(WORK TASK) Check every line below for the string "symbol". Copy the ones that have it.

(DATA TO PROCESS)
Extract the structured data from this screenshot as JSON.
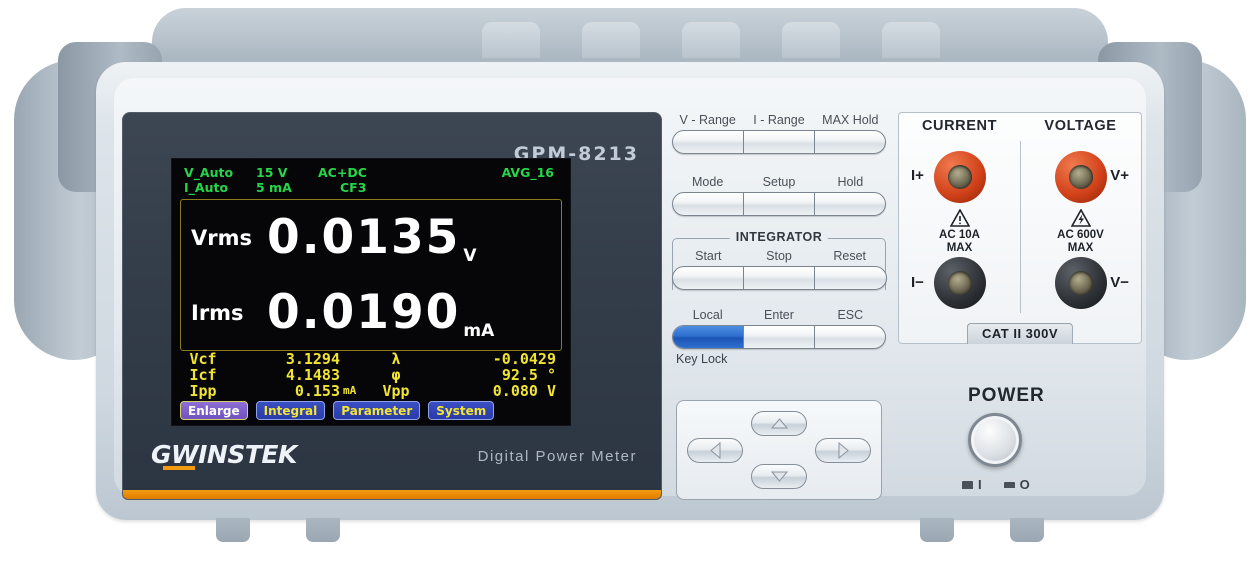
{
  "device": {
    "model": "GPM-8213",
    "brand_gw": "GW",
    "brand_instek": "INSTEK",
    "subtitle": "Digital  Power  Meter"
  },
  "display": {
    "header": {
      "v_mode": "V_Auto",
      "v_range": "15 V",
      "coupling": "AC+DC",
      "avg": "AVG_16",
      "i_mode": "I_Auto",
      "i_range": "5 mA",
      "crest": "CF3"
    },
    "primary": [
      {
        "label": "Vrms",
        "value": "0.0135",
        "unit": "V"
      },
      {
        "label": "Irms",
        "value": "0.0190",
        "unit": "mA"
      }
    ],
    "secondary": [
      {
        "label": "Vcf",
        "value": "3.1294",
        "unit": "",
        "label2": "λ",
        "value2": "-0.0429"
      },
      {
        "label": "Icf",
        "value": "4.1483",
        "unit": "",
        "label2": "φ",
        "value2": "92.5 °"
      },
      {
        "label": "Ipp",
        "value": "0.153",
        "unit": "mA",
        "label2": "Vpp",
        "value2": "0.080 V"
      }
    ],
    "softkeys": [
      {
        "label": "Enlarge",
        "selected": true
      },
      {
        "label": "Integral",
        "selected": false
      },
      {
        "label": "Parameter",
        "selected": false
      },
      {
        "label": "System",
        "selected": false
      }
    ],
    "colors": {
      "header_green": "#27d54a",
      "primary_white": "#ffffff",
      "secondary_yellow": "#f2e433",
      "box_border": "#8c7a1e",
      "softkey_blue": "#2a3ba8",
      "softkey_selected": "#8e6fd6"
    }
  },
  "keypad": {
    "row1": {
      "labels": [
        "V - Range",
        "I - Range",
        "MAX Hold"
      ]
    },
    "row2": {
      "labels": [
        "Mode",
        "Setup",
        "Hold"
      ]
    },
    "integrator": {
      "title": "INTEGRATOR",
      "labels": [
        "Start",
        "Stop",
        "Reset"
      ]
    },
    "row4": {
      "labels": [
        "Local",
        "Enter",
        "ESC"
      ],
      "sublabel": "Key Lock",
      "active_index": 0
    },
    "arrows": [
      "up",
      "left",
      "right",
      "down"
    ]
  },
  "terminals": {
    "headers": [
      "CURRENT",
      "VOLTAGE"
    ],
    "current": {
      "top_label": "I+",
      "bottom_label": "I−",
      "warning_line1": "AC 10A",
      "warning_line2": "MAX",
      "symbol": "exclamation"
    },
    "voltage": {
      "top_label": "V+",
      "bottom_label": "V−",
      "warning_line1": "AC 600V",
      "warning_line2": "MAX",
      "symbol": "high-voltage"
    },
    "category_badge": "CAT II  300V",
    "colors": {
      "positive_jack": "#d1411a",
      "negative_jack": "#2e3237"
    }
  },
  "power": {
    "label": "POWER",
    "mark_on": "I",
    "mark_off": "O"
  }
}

(TASK RESULT)
      "symbol": "exclamation"
      "symbol": "high-voltage"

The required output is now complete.